Work request
Produce the same data once more, line for line.

(Exercise data begins)

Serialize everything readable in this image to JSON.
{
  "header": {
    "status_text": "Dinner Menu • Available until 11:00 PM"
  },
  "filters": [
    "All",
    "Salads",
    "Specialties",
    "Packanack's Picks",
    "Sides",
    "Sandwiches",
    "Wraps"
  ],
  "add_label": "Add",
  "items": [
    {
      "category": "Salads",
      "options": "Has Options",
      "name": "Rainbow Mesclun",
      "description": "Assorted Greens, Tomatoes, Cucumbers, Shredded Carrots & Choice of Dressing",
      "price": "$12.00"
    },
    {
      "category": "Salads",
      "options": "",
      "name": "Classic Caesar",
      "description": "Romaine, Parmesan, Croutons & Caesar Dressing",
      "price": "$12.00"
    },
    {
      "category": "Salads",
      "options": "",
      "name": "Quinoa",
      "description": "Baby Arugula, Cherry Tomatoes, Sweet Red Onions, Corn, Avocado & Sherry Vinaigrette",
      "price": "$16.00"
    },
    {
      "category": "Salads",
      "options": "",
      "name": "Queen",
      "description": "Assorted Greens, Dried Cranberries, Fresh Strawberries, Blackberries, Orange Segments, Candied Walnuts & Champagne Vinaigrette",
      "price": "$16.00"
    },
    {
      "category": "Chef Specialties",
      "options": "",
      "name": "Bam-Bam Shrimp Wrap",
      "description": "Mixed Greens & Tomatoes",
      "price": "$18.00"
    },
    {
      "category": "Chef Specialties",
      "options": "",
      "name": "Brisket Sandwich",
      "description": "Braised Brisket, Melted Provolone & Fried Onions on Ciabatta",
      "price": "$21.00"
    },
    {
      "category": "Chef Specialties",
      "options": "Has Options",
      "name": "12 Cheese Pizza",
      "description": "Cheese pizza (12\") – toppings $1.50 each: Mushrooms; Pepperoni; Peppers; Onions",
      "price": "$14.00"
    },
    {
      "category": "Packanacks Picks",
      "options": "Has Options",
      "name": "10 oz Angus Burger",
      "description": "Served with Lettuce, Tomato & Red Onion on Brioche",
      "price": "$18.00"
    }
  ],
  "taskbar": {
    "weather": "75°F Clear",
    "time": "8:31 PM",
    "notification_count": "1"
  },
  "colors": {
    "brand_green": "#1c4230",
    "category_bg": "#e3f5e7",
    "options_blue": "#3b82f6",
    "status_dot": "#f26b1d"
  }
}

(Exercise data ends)

Output for this exercise
Serialize everything readable in this image to JSON.
{
  "header": {
    "status_text": "Dinner Menu • Available until 11:00 PM"
  },
  "filters": [
    "All",
    "Salads",
    "Specialties",
    "Packanack's Picks",
    "Sides",
    "Sandwiches",
    "Wraps"
  ],
  "add_label": "Add",
  "items": [
    {
      "category": "Salads",
      "options": "Has Options",
      "name": "Rainbow Mesclun",
      "description": "Assorted Greens, Tomatoes, Cucumbers, Shredded Carrots & Choice of Dressing",
      "price": "$12.00"
    },
    {
      "category": "Salads",
      "options": "",
      "name": "Classic Caesar",
      "description": "Romaine, Parmesan, Croutons & Caesar Dressing",
      "price": "$12.00"
    },
    {
      "category": "Salads",
      "options": "",
      "name": "Quinoa",
      "description": "Baby Arugula, Cherry Tomatoes, Sweet Red Onions, Corn, Avocado & Sherry Vinaigrette",
      "price": "$16.00"
    },
    {
      "category": "Salads",
      "options": "",
      "name": "Queen",
      "description": "Assorted Greens, Dried Cranberries, Fresh Strawberries, Blackberries, Orange Segments, Candied Walnuts & Champagne Vinaigrette",
      "price": "$16.00"
    },
    {
      "category": "Chef Specialties",
      "options": "",
      "name": "Bam-Bam Shrimp Wrap",
      "description": "Mixed Greens & Tomatoes",
      "price": "$18.00"
    },
    {
      "category": "Chef Specialties",
      "options": "",
      "name": "Brisket Sandwich",
      "description": "Braised Brisket, Melted Provolone & Fried Onions on Ciabatta",
      "price": "$21.00"
    },
    {
      "category": "Chef Specialties",
      "options": "Has Options",
      "name": "12 Cheese Pizza",
      "description": "Cheese pizza (12\") – toppings $1.50 each: Mushrooms; Pepperoni; Peppers; Onions",
      "price": "$14.00"
    },
    {
      "category": "Packanacks Picks",
      "options": "Has Options",
      "name": "10 oz Angus Burger",
      "description": "Served with Lettuce, Tomato & Red Onion on Brioche",
      "price": "$18.00"
    }
  ],
  "taskbar": {
    "weather": "75°F Clear",
    "time": "8:31 PM",
    "notification_count": "1"
  },
  "colors": {
    "brand_green": "#1c4230",
    "category_bg": "#e3f5e7",
    "options_blue": "#3b82f6",
    "status_dot": "#f26b1d"
  }
}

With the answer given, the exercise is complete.